CJ: It doesn’t really matter to me, but the strong women that I get to work with- we definitely are able to become each other’s catalysts, in bringing out our attitude and our music. Maggi is just an inspiring composer and pianist- she works really well with short forms and she’s able to do a lot with it. I’m lucky that my sister introduced me to her.
LJN: As a bandleader, are there other women who’ve blazed the trail for you?
CJ: Definitely Maria Schneider- she fiercely blazed the trail. She made me realise it’s not so hard to do, or not as hard as you might think. People love to get together in larger groups of friends to play your music. You have to organise that music to get it to happen. And I think that’s the beauty- all about people sharing their time and energy and love of the music together, over everything else. And that’s what a larger jazz ensemble does. It’s thinking about each role in the orchestra- how can I highlight them, and how can I share, not just my music but their music that they’re bringing to me. A lot of the people in my band are great composers and improvisers.
LJN: Do you write with those musicians in mind?
CJ: For the most part, yes, or even the sound of sections, the sound of the orchestra. I know what sounds I can achieve. I’m probably limited a bit because I’m outside New York. It’s pretty hard to have that limitless power of choice in multi-instrumentalists. Obviously if you’re really driven, you’re going to be moving to the biggest place you can to work with the most musicians. In Canada it’s a little smaller, but I’m lucky ‘cause I live in Quebec which is nearly its own country, its own breeding ground of really strong unique musicians that I can work with. It’s kind of a secret! In fact, Jamie Cullum’s band were just here, and lot of the musicians that are on my album have worked with him, horn players especially. His musical director said, ‘Wow, every time we play in Montreal it’s the best!’
LJN: Is the Canadian Arts Council supportive?
CJ: The Canada Council for the Arts is funding me to come over. We have a new Prime Minister who’s very liberal with the Arts. But at the same time, the previous government was very into exporting Canadian talent in touring. I’m hoping we keep exporting, building a stronger platform of documenting our work so the world can see it or hear it. Again, that will make it not such a secret, the great stuff coming out of Canada on many levels in the Arts. We have to, because we’re next to the United States- we’re like the mouse and the elephant, you know! Anything we do, it’s more like Scandinavia- we have to travel far between cities, and the population is about a tenth of the size, and it’s all along the borders. So it’s kind of a mandate that we keep our culture not just alive but growing. I feel very blessed to have that support.
LJN: Would you say there’s something specifically Canadian about your music?
CJ: People tell me that, but it’s not something I can really judge. I’m obviously drawn to landscape a little more, and I’m not as urban in sound as some other musicians that I admire. At the same time, coming out of folk and a church tradition of four-part harmony, which is something I’ve always had in my background- probably from playing piano. Also, playing a horn has given me the other side of creating linear events.

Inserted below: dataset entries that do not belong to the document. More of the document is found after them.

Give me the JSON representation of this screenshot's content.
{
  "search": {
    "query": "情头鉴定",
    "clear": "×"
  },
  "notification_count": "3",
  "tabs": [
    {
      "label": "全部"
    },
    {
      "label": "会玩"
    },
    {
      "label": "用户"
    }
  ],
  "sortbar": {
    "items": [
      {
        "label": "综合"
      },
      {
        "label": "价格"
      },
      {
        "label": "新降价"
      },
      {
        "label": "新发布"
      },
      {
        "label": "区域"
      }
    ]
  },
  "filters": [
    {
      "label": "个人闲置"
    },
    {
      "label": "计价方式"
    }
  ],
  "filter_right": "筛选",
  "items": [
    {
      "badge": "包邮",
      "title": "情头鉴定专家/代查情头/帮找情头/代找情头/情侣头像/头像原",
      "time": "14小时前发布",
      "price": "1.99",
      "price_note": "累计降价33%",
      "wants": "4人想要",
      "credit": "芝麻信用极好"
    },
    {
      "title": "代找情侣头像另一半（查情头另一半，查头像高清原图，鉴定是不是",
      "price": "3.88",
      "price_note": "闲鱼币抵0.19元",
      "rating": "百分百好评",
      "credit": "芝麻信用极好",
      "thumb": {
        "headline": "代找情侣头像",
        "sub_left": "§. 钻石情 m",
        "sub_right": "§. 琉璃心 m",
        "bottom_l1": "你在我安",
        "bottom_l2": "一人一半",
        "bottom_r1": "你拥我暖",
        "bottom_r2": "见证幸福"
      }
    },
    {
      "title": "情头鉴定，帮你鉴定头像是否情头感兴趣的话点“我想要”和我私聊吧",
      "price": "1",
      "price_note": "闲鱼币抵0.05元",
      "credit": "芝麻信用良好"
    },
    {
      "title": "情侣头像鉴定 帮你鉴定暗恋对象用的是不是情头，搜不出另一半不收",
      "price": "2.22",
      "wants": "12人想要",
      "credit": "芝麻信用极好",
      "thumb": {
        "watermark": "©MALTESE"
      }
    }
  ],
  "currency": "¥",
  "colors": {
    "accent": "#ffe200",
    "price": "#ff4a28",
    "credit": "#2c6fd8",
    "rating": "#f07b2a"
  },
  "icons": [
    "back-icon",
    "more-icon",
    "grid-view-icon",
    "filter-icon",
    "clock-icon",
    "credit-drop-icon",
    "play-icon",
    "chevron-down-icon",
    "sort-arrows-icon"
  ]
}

GIG: The Christine Jensen and Nikki Iles Anglo-Canadian Group, Pizza Express, Mon. Aug 15th
LINKS: Review of the Souers Jensen Quintet at Diese-Onze in Montreal
Review of the Christine Jensen Jazz Orchestra at Jazzahead in 2014
Christine Jensen’s website